Guardianship is required when a person is incapacitated or impaired and is established through a legal proceeding in the County where a person resides. Guardianship can be for minors or adults.
Voluntary Guardianships are when a person who is beginning to fail physically or mentally but still has capacity to make decisions feels it is in his/her best interest to have a family member or other third party serve in a court appointed position as guardian to manage the person’s financial decisions.
Involuntary Guardianship occurs (in most instances) where a person is already incapable of making informed decisions for himself or herself. In those cases a relative or other third party believes it is necessary to ensure the health, safety and welfare of the person or his/her property and initiates a proceeding to first have the person adjudicated incapacitated and then have a guardian appointed.

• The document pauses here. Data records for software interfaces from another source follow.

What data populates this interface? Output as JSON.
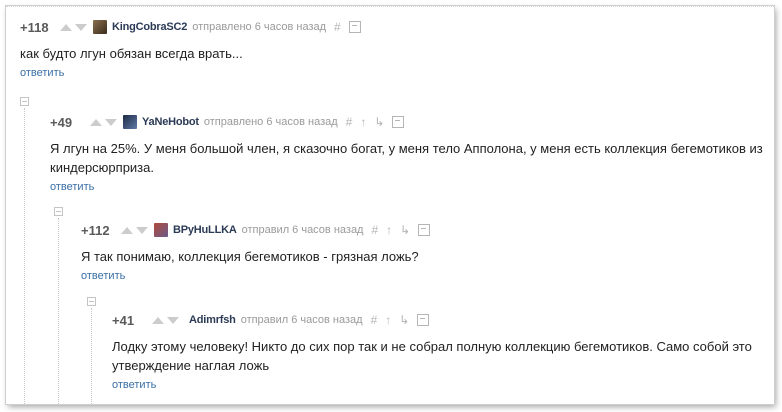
{
  "comments": [
    {
      "rating": "+118",
      "author": "KingCobraSC2",
      "meta": "отправлено 6 часов назад",
      "text": "как будто лгун обязан всегда врать...",
      "reply": "ответить"
    },
    {
      "rating": "+49",
      "author": "YaNeHobot",
      "meta": "отправлено 6 часов назад",
      "text": "Я лгун на 25%. У меня большой член, я сказочно богат, у меня тело Апполона, у меня есть коллекция бегемотиков из киндерсюрприза.",
      "reply": "ответить"
    },
    {
      "rating": "+112",
      "author": "BPyHuLLKA",
      "meta": "отправил 6 часов назад",
      "text": "Я так понимаю, коллекция бегемотиков - грязная ложь?",
      "reply": "ответить"
    },
    {
      "rating": "+41",
      "author": "Adimrfsh",
      "meta": "отправил 6 часов назад",
      "text": "Лодку этому человеку! Никто до сих пор так и не собрал полную коллекцию бегемотиков. Само собой это утверждение наглая ложь",
      "reply": "ответить"
    }
  ],
  "icons": {
    "hash": "#",
    "up_arrow": "↑",
    "branch": "↳"
  },
  "colors": {
    "author": "#2b3a55",
    "reply_link": "#3a6ea5",
    "meta": "#9a9a9a"
  }
}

A Guardian-Advocate is a flexible type of guardianship proceeding specifically designed for adults with developmental/intellectual disabilities. It is a streamlined form of guardianship that is much more affordable to obtain; helps protect the rights of the person and their property; and allows for the restoration of a person’s rights should the individual demonstrate appropriate levels of capacity in the future.
If you have guardianship questions, we have an attorney that will answer your questions and explain things in a way that is straight-forward and understandable. Please contact Gerald Hemness (he’s located in Brandon) telephone (813) 661-5297.